(Input):
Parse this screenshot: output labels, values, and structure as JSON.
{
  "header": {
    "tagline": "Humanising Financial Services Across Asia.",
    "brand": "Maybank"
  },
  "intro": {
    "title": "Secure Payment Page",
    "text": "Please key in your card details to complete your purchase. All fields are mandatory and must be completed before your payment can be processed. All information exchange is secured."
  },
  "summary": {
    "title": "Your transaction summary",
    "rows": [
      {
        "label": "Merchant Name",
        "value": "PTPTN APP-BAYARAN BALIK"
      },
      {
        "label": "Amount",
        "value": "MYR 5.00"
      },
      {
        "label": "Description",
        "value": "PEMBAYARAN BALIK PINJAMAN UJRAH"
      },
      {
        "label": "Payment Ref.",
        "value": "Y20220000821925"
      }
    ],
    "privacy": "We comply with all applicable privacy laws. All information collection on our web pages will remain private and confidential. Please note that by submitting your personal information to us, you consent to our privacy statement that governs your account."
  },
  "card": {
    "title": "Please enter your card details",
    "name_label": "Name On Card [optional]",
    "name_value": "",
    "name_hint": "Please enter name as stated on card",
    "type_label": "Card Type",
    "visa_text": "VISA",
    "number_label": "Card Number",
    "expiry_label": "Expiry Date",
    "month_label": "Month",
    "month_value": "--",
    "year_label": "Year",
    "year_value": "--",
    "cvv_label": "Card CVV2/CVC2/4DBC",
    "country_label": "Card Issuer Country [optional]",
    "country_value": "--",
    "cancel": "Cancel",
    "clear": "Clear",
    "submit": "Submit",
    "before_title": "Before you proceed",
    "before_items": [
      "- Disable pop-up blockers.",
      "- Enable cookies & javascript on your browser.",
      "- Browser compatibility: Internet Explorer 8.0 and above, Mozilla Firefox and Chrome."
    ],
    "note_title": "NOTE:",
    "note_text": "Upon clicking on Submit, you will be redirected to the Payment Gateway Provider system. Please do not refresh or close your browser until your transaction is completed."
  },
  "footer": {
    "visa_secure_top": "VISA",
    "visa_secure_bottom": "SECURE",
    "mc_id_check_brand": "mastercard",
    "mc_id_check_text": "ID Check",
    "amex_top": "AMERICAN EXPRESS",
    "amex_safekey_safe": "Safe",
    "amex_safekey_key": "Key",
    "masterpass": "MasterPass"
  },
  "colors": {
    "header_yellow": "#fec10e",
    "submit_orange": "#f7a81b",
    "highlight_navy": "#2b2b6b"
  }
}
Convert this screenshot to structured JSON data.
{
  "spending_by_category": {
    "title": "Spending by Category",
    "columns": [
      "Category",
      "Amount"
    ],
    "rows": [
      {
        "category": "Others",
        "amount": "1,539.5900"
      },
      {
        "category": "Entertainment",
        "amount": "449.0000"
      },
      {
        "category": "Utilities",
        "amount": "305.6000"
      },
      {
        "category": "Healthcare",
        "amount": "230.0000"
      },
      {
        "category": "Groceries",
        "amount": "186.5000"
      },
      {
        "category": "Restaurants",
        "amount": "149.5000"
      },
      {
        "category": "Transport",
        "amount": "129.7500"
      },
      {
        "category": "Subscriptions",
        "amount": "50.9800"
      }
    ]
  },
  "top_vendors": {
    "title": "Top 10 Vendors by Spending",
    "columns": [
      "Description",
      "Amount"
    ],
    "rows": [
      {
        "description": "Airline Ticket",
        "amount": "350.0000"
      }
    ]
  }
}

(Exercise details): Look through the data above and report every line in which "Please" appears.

(Written reply):
    "text": "Please key in your card details to complete your purchase. All fields are mandatory and must be completed before your payment can be processed. All information exchange is secured."
    "privacy": "We comply with all applicable privacy laws. All information collection on our web pages will remain private and confidential. Please note that by submitting your personal information to us, you consent to our privacy statement that governs your account."
    "title": "Please enter your card details",
    "name_hint": "Please enter name as stated on card",
    "note_text": "Upon clicking on Submit, you will be redirected to the Payment Gateway Provider system. Please do not refresh or close your browser until your transaction is completed."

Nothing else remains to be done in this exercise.